Nothing but the pictures gets dropped; retype every entry exactly.

RECORDS PROVIDED:
------------

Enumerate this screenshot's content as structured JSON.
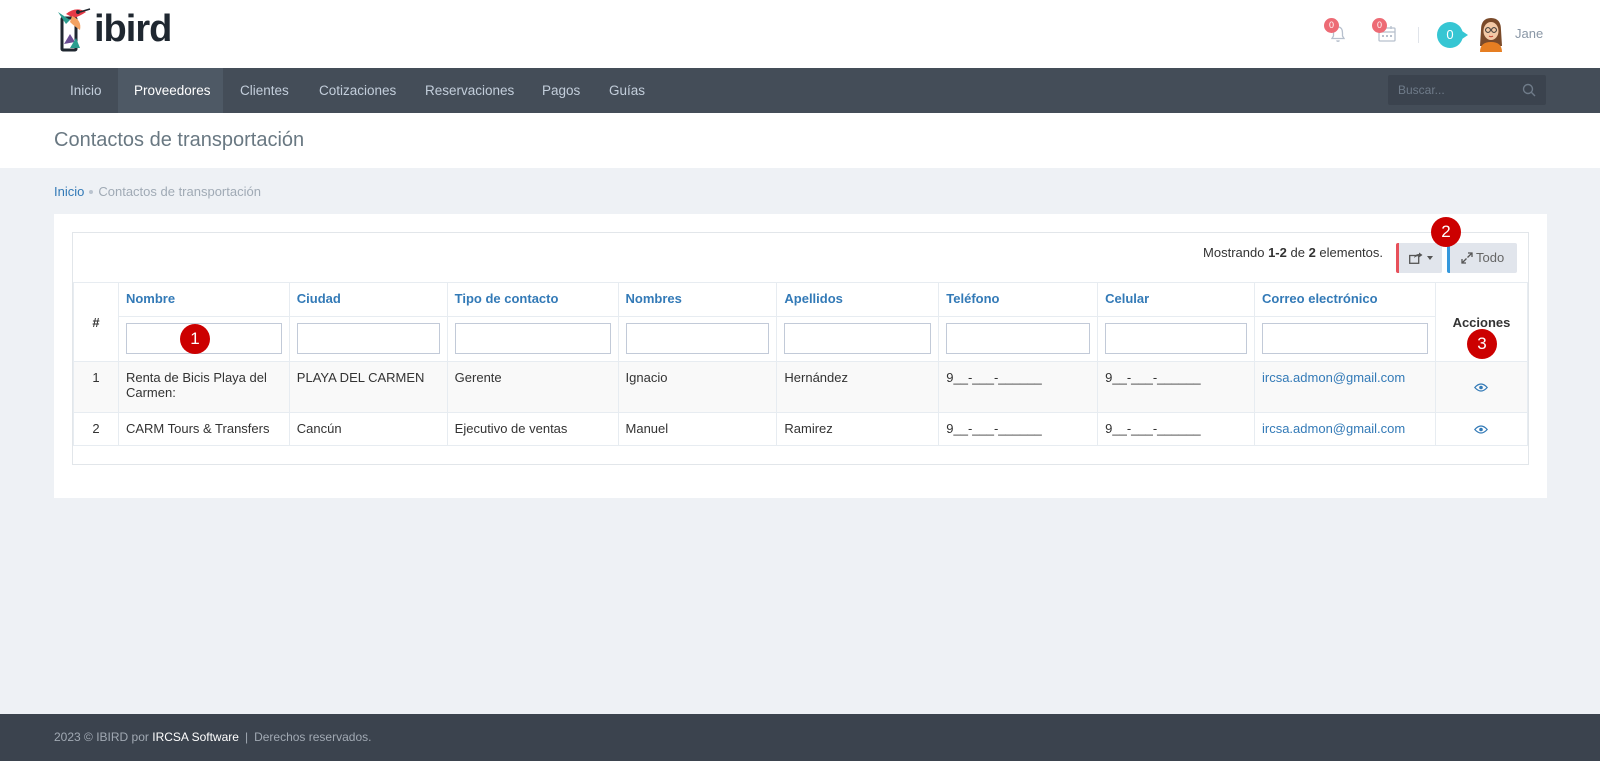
{
  "app": {
    "logo_text": "ibird"
  },
  "header": {
    "notifications_count": "0",
    "calendar_count": "0",
    "cart_count": "0",
    "user_name": "Jane"
  },
  "nav": {
    "items": [
      {
        "label": "Inicio"
      },
      {
        "label": "Proveedores"
      },
      {
        "label": "Clientes"
      },
      {
        "label": "Cotizaciones"
      },
      {
        "label": "Reservaciones"
      },
      {
        "label": "Pagos"
      },
      {
        "label": "Guías"
      }
    ],
    "active": "Proveedores",
    "search_placeholder": "Buscar..."
  },
  "page": {
    "title": "Contactos de transportación",
    "breadcrumb": {
      "home": "Inicio",
      "current": "Contactos de transportación"
    }
  },
  "grid": {
    "summary_prefix": "Mostrando ",
    "summary_range": "1-2",
    "summary_mid": " de ",
    "summary_total": "2",
    "summary_suffix": " elementos.",
    "todo_label": "Todo",
    "columns": [
      "#",
      "Nombre",
      "Ciudad",
      "Tipo de contacto",
      "Nombres",
      "Apellidos",
      "Teléfono",
      "Celular",
      "Correo electrónico",
      "Acciones"
    ],
    "rows": [
      [
        "1",
        "Renta de Bicis Playa del Carmen:",
        "PLAYA DEL CARMEN",
        "Gerente",
        "Ignacio",
        "Hernández",
        "9__-___-______",
        "9__-___-______",
        "ircsa.admon@gmail.com"
      ],
      [
        "2",
        "CARM Tours & Transfers",
        "Cancún",
        "Ejecutivo de ventas",
        "Manuel",
        "Ramirez",
        "9__-___-______",
        "9__-___-______",
        "ircsa.admon@gmail.com"
      ]
    ]
  },
  "markers": [
    "1",
    "2",
    "3"
  ],
  "footer": {
    "prefix": "2023 © IBIRD por ",
    "brand": "IRCSA Software",
    "separator": "|",
    "rights": "Derechos reservados."
  },
  "colors": {
    "nav_bg": "#444d58",
    "accent": "#337ab7",
    "marker": "#cc0000",
    "badge": "#ed6b75",
    "cart": "#36c6d3"
  }
}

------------

RESULT OF THIS EXERCISE:
Enumerate this screenshot's content as structured JSON.
{
  "app": {
    "logo_text": "ibird"
  },
  "header": {
    "notifications_count": "0",
    "calendar_count": "0",
    "cart_count": "0",
    "user_name": "Jane"
  },
  "nav": {
    "items": [
      {
        "label": "Inicio"
      },
      {
        "label": "Proveedores"
      },
      {
        "label": "Clientes"
      },
      {
        "label": "Cotizaciones"
      },
      {
        "label": "Reservaciones"
      },
      {
        "label": "Pagos"
      },
      {
        "label": "Guías"
      }
    ],
    "active": "Proveedores",
    "search_placeholder": "Buscar..."
  },
  "page": {
    "title": "Contactos de transportación",
    "breadcrumb": {
      "home": "Inicio",
      "current": "Contactos de transportación"
    }
  },
  "grid": {
    "summary_prefix": "Mostrando ",
    "summary_range": "1-2",
    "summary_mid": " de ",
    "summary_total": "2",
    "summary_suffix": " elementos.",
    "todo_label": "Todo",
    "columns": [
      "#",
      "Nombre",
      "Ciudad",
      "Tipo de contacto",
      "Nombres",
      "Apellidos",
      "Teléfono",
      "Celular",
      "Correo electrónico",
      "Acciones"
    ],
    "rows": [
      [
        "1",
        "Renta de Bicis Playa del Carmen:",
        "PLAYA DEL CARMEN",
        "Gerente",
        "Ignacio",
        "Hernández",
        "9__-___-______",
        "9__-___-______",
        "ircsa.admon@gmail.com"
      ],
      [
        "2",
        "CARM Tours & Transfers",
        "Cancún",
        "Ejecutivo de ventas",
        "Manuel",
        "Ramirez",
        "9__-___-______",
        "9__-___-______",
        "ircsa.admon@gmail.com"
      ]
    ]
  },
  "markers": [
    "1",
    "2",
    "3"
  ],
  "footer": {
    "prefix": "2023 © IBIRD por ",
    "brand": "IRCSA Software",
    "separator": "|",
    "rights": "Derechos reservados."
  },
  "colors": {
    "nav_bg": "#444d58",
    "accent": "#337ab7",
    "marker": "#cc0000",
    "badge": "#ed6b75",
    "cart": "#36c6d3"
  }
}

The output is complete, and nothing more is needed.